'Christmas in Heaven' and 'Christmas Comin' Round Again' are the two originals. The latter is a flat performance of a flat story, but 'Christmas in Heaven' is a moment worth holding on to. McCreery's story of the one he's missing come Dec. 25 shows emotional depth and maturity. Grab a box of tissues if you've just lost a mother, father, friend or even a dog and plan to buy this album.
Song choice on the remainder of the album is a concern. The North Carolina native stays true to original arrangements of songs like 'Let it Snow,' 'The First Noel,' 'Winter Wonderland' and 'O Holy Night.' Each is a fine vocal performance, but with little to distinguish them from the legendary classics we turn to every December, there's no sense of ownership. At least one song, 'The Christmas Song,' is simply too old. It's a stretch to believe the college freshman plays intramurals and attends to Calculus lectures at N.C. State by day, and sings Nat King Cole by night.

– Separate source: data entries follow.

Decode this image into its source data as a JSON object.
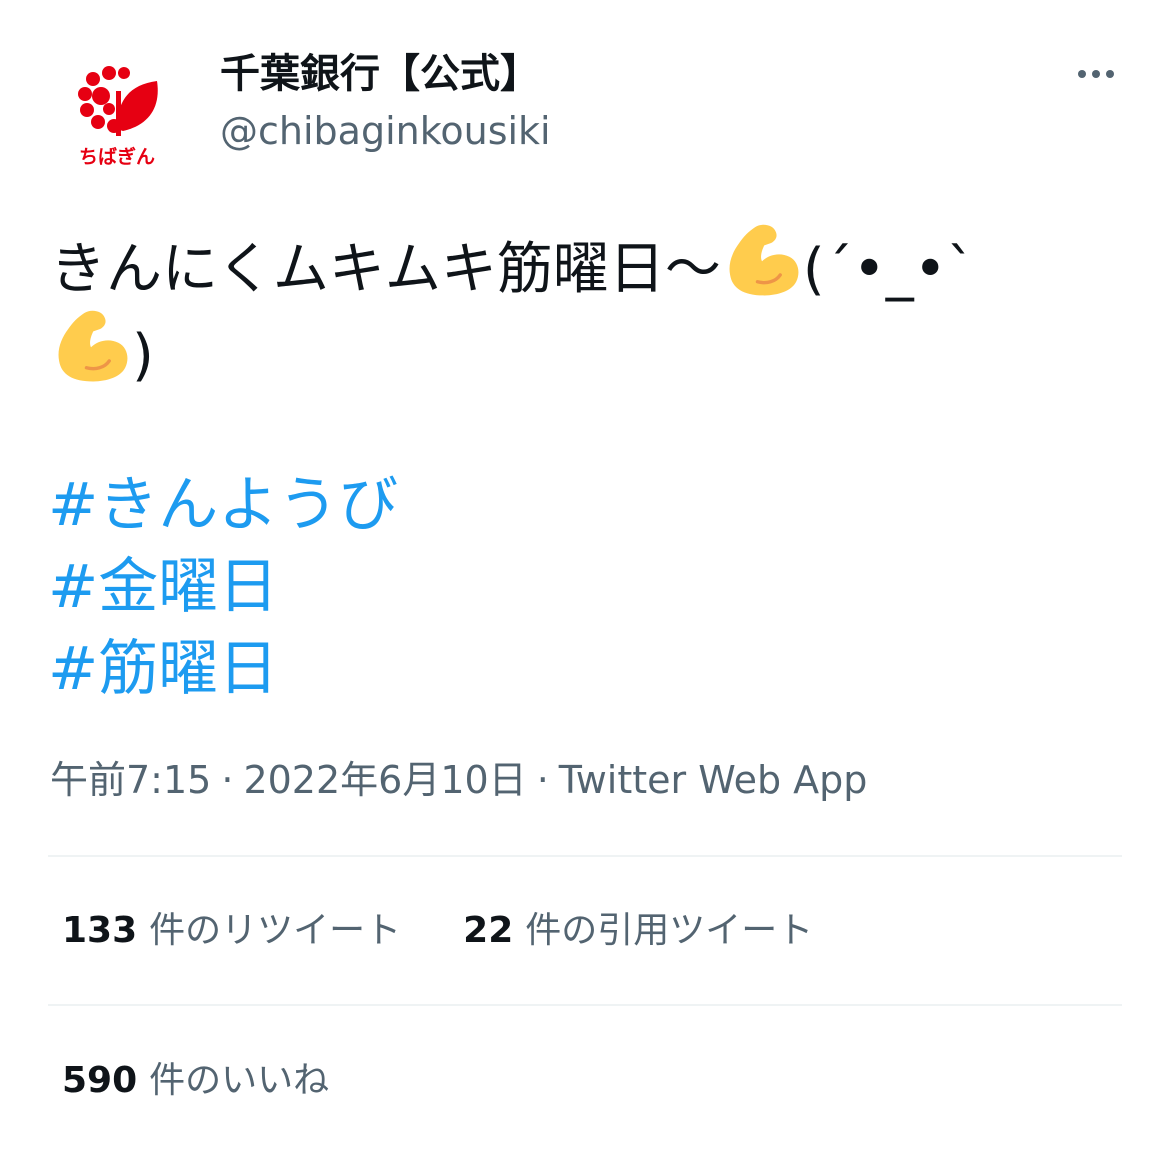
{
  "author": {
    "display_name": "千葉銀行【公式】",
    "handle": "@chibaginkousiki",
    "avatar_logo_text": "ちばぎん",
    "avatar_brand_color": "#e60012"
  },
  "tweet": {
    "text_line1_a": "きんにくムキムキ筋曜日〜",
    "text_line1_b": "(´•_•`",
    "text_line2_b": ")",
    "emoji": "flexed-biceps-icon",
    "hashtags": [
      "#きんようび",
      "#金曜日",
      "#筋曜日"
    ],
    "hashtag_color": "#1d9bf0"
  },
  "meta": {
    "time": "午前7:15",
    "separator": "·",
    "date": "2022年6月10日",
    "source": "Twitter Web App"
  },
  "stats": {
    "retweets": {
      "count": "133",
      "label": "件のリツイート"
    },
    "quotes": {
      "count": "22",
      "label": "件の引用ツイート"
    },
    "likes": {
      "count": "590",
      "label": "件のいいね"
    }
  },
  "icons": {
    "more": "more-dots-icon"
  }
}
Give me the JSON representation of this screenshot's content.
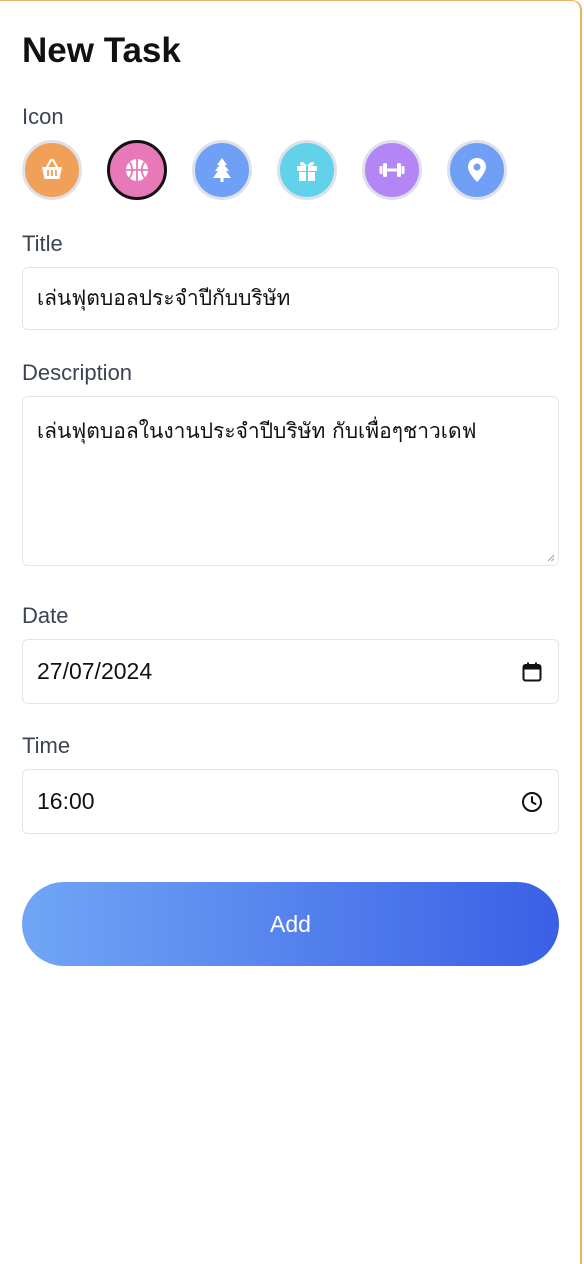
{
  "page": {
    "title": "New Task"
  },
  "icon_picker": {
    "label": "Icon",
    "options": [
      {
        "icon": "basket-icon",
        "color": "#f0a058",
        "selected": false
      },
      {
        "icon": "basketball-icon",
        "color": "#e879b9",
        "selected": true
      },
      {
        "icon": "tree-icon",
        "color": "#6fa0f5",
        "selected": false
      },
      {
        "icon": "gift-icon",
        "color": "#62d2ea",
        "selected": false
      },
      {
        "icon": "dumbbell-icon",
        "color": "#b486f5",
        "selected": false
      },
      {
        "icon": "location-pin-icon",
        "color": "#6fa0f5",
        "selected": false
      }
    ]
  },
  "form": {
    "title_label": "Title",
    "title_value": "เล่นฟุตบอลประจำปีกับบริษัท",
    "description_label": "Description",
    "description_value": "เล่นฟุตบอลในงานประจำปีบริษัท กับเพื่อๆชาวเดฟ",
    "date_label": "Date",
    "date_value": "27/07/2024",
    "time_label": "Time",
    "time_value": "16:00"
  },
  "actions": {
    "add_label": "Add"
  },
  "colors": {
    "frame_border": "#e8b35f",
    "button_gradient_start": "#71a6f5",
    "button_gradient_end": "#3a5fe6"
  }
}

It'd be rude not to mention the most exciting part about 'Christmas With Scotty McCreery,' which is that the singer sounds much more relaxed and confident in studio than he did 12 months ago. The reality is that a holiday album will only be a blip in his catalog if he has the career many expect him to. When it comes time to record his true sophomore album, McCreery will have this experience to draw from. That should be nothing but an asset.